Thirty years on though, Renault PRs are still helping me out of holes. Just before Christmas I'd planned a foreign trip to install a kitchen and furniture in a ski flat in Bulgaria. It involved 4500 miles in eight days, a lot of DIY, at which I'm rubbish, and a long-suffering mate. Three days before we were due to leave, the van we were taking was driven into. Renault's Tim Jackson saved the day and produced, seemingly out of a hat, a Renault Master. Undoubtedly he doesn't have quite the allure Yvette did, but all the same I wanted to kiss him.
As a kid I always loved Renault Alpine A110s and dreamed of driving the Monte Carlo rally in one. Forty years on I was faced with an iPhone whose Google Maps was telling me I was going to take 8h52m to drive from Bansko in Bulgaria to catch the ferry from Igoumenitsa in Greece. We had to be there at midnight and we fitted the last piece of kitchen plinth at 5pm. There was one ferry a day and I'd already extended the loan of the van.
The conversation went something like this:
Me: "This is a van, not an M3. I've got absolutely sod all chance of making up two hours in seven driving this."
Renault Master van © Renault
Mate: "The only alternative is driving through Romania again and I'm not up for that. It's got more potholes than Britain and even if we miss them we're going to come around a corner and collect a horse and cart. Let's go for it."
The result was an average 71mph for three hours in the sequential-shift Master to reach Thessalonika, which included crossing a mountain range. Whereupon we found the world's best motorway all the way to the port, just opened and seemingly unknown to Google Maps. We were there by 10.30pm.

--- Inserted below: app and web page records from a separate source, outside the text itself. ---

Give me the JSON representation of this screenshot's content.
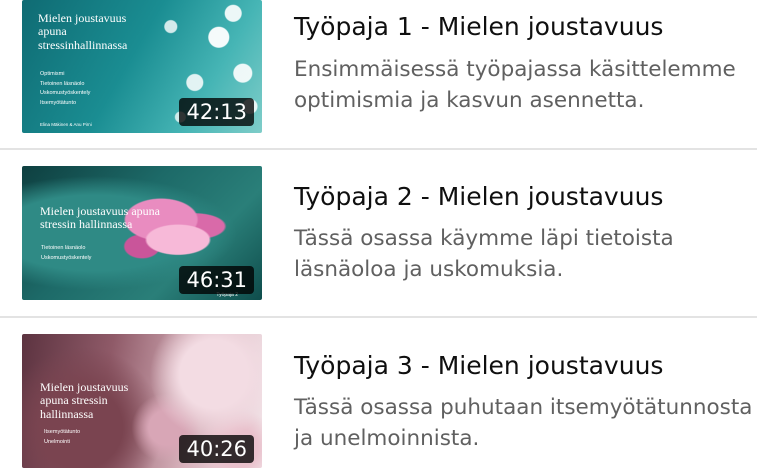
{
  "videos": [
    {
      "title": "Työpaja 1 - Mielen joustavuus",
      "description": "Ensimmäisessä työpajassa käsittelemme optimismia ja kasvun asennetta.",
      "duration": "42:13",
      "thumbnail": {
        "title": "Mielen joustavuus apuna stressinhallinnassa",
        "bullets": [
          "Optimismi",
          "Tietoinen läsnäolo",
          "Uskomustyöskentely",
          "Itsemyötätunto"
        ],
        "credit": "Elina Mäkinen & Anu Pirni",
        "footer": ""
      }
    },
    {
      "title": "Työpaja 2 - Mielen joustavuus",
      "description": "Tässä osassa käymme läpi tietoista läsnäoloa ja uskomuksia.",
      "duration": "46:31",
      "thumbnail": {
        "title": "Mielen joustavuus apuna stressin hallinnassa",
        "bullets": [
          "Tietoinen läsnäolo",
          "Uskomustyöskentely"
        ],
        "credit": "",
        "footer": "Työpaja 2"
      }
    },
    {
      "title": "Työpaja 3 - Mielen joustavuus",
      "description": "Tässä osassa puhutaan itsemyötätunnosta ja unelmoinnista.",
      "duration": "40:26",
      "thumbnail": {
        "title": "Mielen joustavuus apuna stressin hallinnassa",
        "bullets": [
          "Itsemyötätunto",
          "Unelmointi"
        ],
        "credit": "",
        "footer": ""
      }
    }
  ]
}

The mountain range bit was driven like a long special stage with my mate reading from his iPhone - it's a 120 degree left opening out into an easy right, and on like that. I remember thinking that if Google Maps didn't know about the motorway, it's a darned good job it knew its left from its right. And while it may not be quite an Alpine A110 to look at, I can report that as a van, the Renault Master makes a bloody good rally car!
Reading Gary Anderson's technical summary last week, it seems that the new Renault was among the more basic of devices breaking cover in Valencia. I find myself hoping that it's not too basic to afford a team of basic racers a genuine shout at being competitive. It's a reflection of the quality of today's F1 line-up that when you exclude the four world champions already on the grid (Alonso, Button, Hamilton and Schumacher), there are another four again who could have a championship in them.
Without question one of them is Robert Kubica and although I fear otherwise, I hope that the team, cash-strapped or not, Pat Symonds or not, is strong enough to give him a decent stab.
To continue reading this feature, join Autosport Plus today.
Are you an Autosport magazine subscriber? Activate your online account
- Your Autosport Plus membership includes:
- Unlimited access to Autosport's news - no monthly cap.
- Read the best motorsport features, analysis and opinion.
- Explore Forix, our comprehensive motorsport stats database.
- Choose from a monthly or yearly membership.